When my infant started daycare and I returned to work, my breastmilk supply decreased. Pumping twice during the day I was producing 8 ounces, but my infant was chugging 6 ounces every 2 hours. My 200+ precious stash of frozen breast milk dipped below 100 very quickly. I knew that if I did not figure out a way to increase my milk supply naturally and quickly, I would be shopping for baby formula in about a month’s time. LISTEN, there is nothing wrong with baby formula. I personally was not ready to transition to formula and I wanted to continue to provide all the benefits of breastmilk for my eczema-prone infant. Here are a few solutions that helped me when my milk supply was low.
6 Tips to Increase Milk Supply
1 – Pump more Frequently
Your body’s production of the hormone prolactin, our milk hormone, is like a learned machine. The more you use it, the more it produces, but the less you use it, the less it produces. Therefore, we need to encourage prolactin. The main trigger is nipple stimulation. This is mimicked with the ‘let-down’ feature of your breast pump. It basically imitates how your baby stimulates your nipples, leading to prolactin production and milk. Because prolactin is like a learned machine, we need to increase the frequency of pumping. Oftentimes, I encourage pumping for 10 minutes every 2 to 3 hours.
Support on How to Choose the Right Breast Pump for You? Refer to Selecting the Right Breastpump for your Lifestyle
2 – Increase Hydration
An average adult should drink 1/3 to 1/2 your body weight in WATER. For example, if you weigh 150 pounds, it is recommended that you drink between 50 to 75 ounces of water daily. This recommendation also holds true for breastfeeding mamas. Approximately 88% of breast milk is water. The remaining 22% is fat, proteins, and other constituents. Although drinking more than the daily recommended amount of water to boost breast milk is controversial, make sure that you are meeting the basic recommendations.
3 – Ensure Adequate Dietary Calories

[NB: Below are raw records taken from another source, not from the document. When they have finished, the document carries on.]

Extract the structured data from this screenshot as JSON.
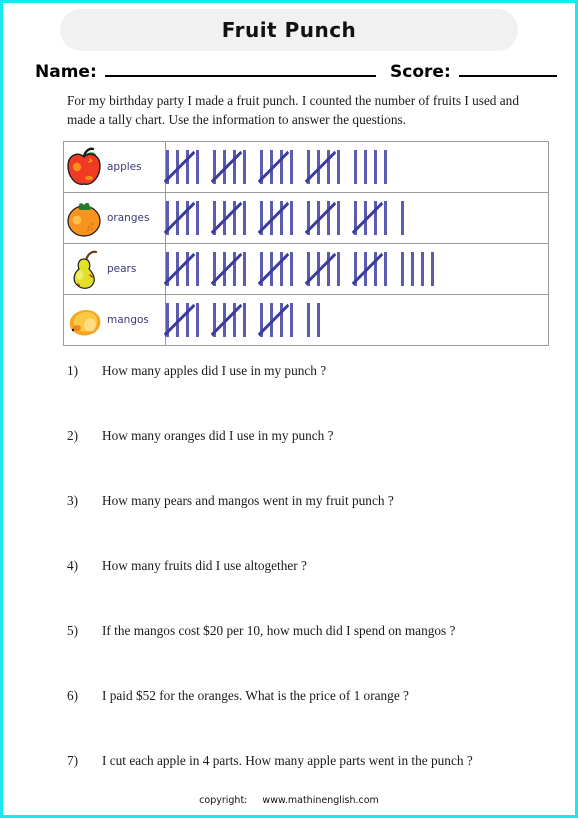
{
  "page": {
    "border_color": "#16eaf0",
    "background": "#ffffff"
  },
  "header": {
    "title": "Fruit Punch",
    "banner_color": "#f1f1f1",
    "name_label": "Name:",
    "score_label": "Score:"
  },
  "intro": {
    "text": "For my birthday party I made a fruit punch. I counted the number of fruits I used and made a tally chart. Use the information to answer the questions."
  },
  "chart_data": {
    "type": "table",
    "title": "Fruit Punch tally chart",
    "categories": [
      "apples",
      "oranges",
      "pears",
      "mangos"
    ],
    "values": [
      24,
      26,
      29,
      17
    ],
    "tally_group_size": 5,
    "rows": [
      {
        "label": "apples",
        "icon": "apple-icon",
        "count": 24,
        "fives": 4,
        "ones": 4
      },
      {
        "label": "oranges",
        "icon": "orange-icon",
        "count": 26,
        "fives": 5,
        "ones": 1
      },
      {
        "label": "pears",
        "icon": "pear-icon",
        "count": 29,
        "fives": 5,
        "ones": 4
      },
      {
        "label": "mangos",
        "icon": "mango-icon",
        "count": 17,
        "fives": 3,
        "ones": 2
      }
    ],
    "tally_bar_color": "#5b5bb0",
    "tally_slash_color": "#3b3b9e",
    "xlabel": "",
    "ylabel": "",
    "grid": true,
    "legend": "none"
  },
  "questions": [
    {
      "number": "1)",
      "text": "How many apples did I use in my punch ?"
    },
    {
      "number": "2)",
      "text": "How many oranges did I use in my punch ?"
    },
    {
      "number": "3)",
      "text": "How many pears and mangos went in my fruit punch ?"
    },
    {
      "number": "4)",
      "text": "How many fruits did I use altogether ?"
    },
    {
      "number": "5)",
      "text": "If the mangos cost $20 per 10, how much did I spend on mangos ?"
    },
    {
      "number": "6)",
      "text": "I paid $52 for the oranges. What is the price of 1 orange ?"
    },
    {
      "number": "7)",
      "text": "I cut each apple in 4 parts. How many apple parts went in the punch ?"
    }
  ],
  "footer": {
    "credit": "copyright:",
    "site": "www.mathinenglish.com"
  }
}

In general, a lactating female requires 500 additional calories daily. This is roughly equivalent to eating an extra meal daily. Personally, I focus on consuming hearty snacks like nuts and seeds, fruit, vegetables, hummus, whole grain crackers, and lentil chips, between meals to increase my calorie consumption. Every time you breastfeed, you use 200-500 calories. I am not encouraging you to count calories and become obsessed, but your diet needs to be supportive of breastfeeding.
4 – Warm Compress
Warmth often helps increase milk flow. You can pump after a warm shower/bath or apply a warm compress directly to the breast. There are many warm compress options that can mold to the breast shape; heat pack, heating pad, and breast/nipple warmers. My favorite warm compress was rice and a pinch of raw lavender herbs in a small sachet. This is not only helpful for lactation, but it can help unclog blocked milk ducts that potentially lead to mastitis.
Other supportive tools to promote lactation are massagers, for my favorite lactation massager and a discount code, refer to ‘FAVORITES & FREEBIES’ on the website.
5 – Stress ManagemenT
Stress can lead to a decrease in milk supply. It is essential to incorporate into your daily routine meditation or relaxation time. This will look different for each person; exercising, meditating, writing, reading, singing, arts and crafts, bathing, etc… are a few options. For me, it was puzzles, exercising, and praying, which allowed me to enter into a state of calm. Because I was pumping at work, I closed my door, took 3 clearing deep breaths, turned on music, and looked at photos of my baby, prior to pumping. This allowed my mind to escape from reality and my body to calm in preparation for milk production.
6 – Herbal Supplements
There are many herbs that can support lactation; fenugreek, hops, goat’s rue, and several others. These herbs can be found in lactation cookies, teas, and supplements. Please consult with your healthcare professional or lactation consultant.
Above are many options to consider to help increase your milk supply. Do not forget to use your local lactation consultant (the United States or International) for additional recommendations. Many times, your lactation consultant fees can be covered by your health insurance plan. If for any reason, your milk supply is not able to meet the demands of your baby despite your best attempts at increasing it, simply supplement with formula! Search for a good quality supplemental formula and mix it with your breast milk or use only the formula if your supply dries out.